Nebraska faced the worst flooding in the state's history.
May 7, 2019
Nebraska faced the worst flooding in the state’s history in late March of 2019. Residents across the state were ordered to evacuate from their homes in order to stay safe from flood waters. Heavy rain and fast melting snow caused the flooding in Nebraska.
To put this into perspective, 77 of 93 Nebraska counties were under a state of emergency.
“I don’t think there’s ever been a disaster this widespread in Nebraska,” Nebraska governor Pete Ricketts said while visiting Wood River, a small community about 15 miles southwest of Grand Island.
Neighboring states such as Iowa helped give flood relief to those affected by the state. Because most of the state faced damages due to flooding, numerous farms were affected by the flooding. It is expected that thousands of livestock were killed. Many farmers across the nation donated cattle and hay to the farmers that were impacted.
The term “Nebraska strong” was introduced during the extreme flood period by Governor Ricketts. “Nebraska’s response to the flooding has been incredible as neighbors have been stepping up to help one another”.
“Together, we will rebuild and keep our communities strong and growing.”
Elkhorn High School has helped participate in flood relief efforts. A few Elkhorn High students have been affected by the flooding. A food and clothing donation was done at the high school weeks ago.
“We still need to determine what organization is most in need,” Ms. Whalen, student-council advisor, said. “We intend to stay in the local area.”
“We want to wait and see what group of people has the greatest need once we hit summer,” Whalen said. “Because some organizations, thankfully, have been innovative with their donations and we wanted to make sure that it went to somebody that wasn’t seeing as much [donations].”
Elkhorn continues to see traffic as 204th and Dodge remains closed except for local residents that need to get back to their homes. It is not known when the road will open again for public use.
Nebraska Department of Transportation has estimated that $100 million in damage to Nebraska

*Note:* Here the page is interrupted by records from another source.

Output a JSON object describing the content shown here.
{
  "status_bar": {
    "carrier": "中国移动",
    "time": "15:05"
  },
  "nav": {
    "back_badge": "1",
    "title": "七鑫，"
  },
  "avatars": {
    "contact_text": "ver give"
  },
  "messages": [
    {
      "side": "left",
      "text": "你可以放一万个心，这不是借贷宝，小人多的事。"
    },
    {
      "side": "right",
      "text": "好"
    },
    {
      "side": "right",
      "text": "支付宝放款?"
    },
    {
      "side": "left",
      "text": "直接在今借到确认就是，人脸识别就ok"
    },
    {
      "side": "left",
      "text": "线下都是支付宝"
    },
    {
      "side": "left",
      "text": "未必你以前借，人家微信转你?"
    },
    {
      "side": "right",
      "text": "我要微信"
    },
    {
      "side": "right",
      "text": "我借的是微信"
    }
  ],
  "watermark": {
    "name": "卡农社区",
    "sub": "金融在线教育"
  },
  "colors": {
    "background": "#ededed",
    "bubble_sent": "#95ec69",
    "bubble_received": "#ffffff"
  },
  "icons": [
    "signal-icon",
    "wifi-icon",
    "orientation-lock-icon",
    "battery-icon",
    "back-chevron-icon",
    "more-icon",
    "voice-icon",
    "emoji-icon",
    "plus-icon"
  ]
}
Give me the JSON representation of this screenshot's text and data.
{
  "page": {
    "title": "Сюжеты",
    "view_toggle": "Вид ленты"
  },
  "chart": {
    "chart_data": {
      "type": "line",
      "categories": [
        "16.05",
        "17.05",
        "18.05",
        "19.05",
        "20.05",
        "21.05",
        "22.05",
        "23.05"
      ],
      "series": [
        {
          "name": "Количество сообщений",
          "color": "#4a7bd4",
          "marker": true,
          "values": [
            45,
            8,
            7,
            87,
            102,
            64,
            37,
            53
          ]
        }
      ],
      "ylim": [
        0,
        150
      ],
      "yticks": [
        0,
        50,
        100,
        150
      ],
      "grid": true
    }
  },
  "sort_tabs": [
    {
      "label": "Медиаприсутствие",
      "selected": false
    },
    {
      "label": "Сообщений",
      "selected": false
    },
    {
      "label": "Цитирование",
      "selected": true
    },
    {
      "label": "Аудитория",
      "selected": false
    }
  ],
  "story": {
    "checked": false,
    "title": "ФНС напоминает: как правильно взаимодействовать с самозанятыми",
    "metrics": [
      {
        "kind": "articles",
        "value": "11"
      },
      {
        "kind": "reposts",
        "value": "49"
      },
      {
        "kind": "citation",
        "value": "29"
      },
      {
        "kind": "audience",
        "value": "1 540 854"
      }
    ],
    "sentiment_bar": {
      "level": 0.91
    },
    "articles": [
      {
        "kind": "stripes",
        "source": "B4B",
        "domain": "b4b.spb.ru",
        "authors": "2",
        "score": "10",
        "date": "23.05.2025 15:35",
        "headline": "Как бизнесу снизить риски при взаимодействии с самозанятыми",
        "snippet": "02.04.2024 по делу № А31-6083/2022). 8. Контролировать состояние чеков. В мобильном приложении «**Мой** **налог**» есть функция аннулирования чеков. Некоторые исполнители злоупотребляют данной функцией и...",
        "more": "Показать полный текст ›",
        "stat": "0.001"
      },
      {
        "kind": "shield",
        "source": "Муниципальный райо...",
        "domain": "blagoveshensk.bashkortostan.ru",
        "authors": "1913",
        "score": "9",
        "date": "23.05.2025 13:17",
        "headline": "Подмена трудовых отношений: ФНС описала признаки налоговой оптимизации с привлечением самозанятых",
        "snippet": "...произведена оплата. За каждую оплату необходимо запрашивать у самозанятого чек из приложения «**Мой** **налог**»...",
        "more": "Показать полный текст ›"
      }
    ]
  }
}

State Highway System and $60 million in damage to local roads on federal aid routes. “At the peak of flooding 3,300 miles of road were closed due to blizzard conditions or water on the roads,” The Nebraska Department of Transportation website states. As of April 15th, only 11 miles of road are closed right now due to flood/blizzard damage.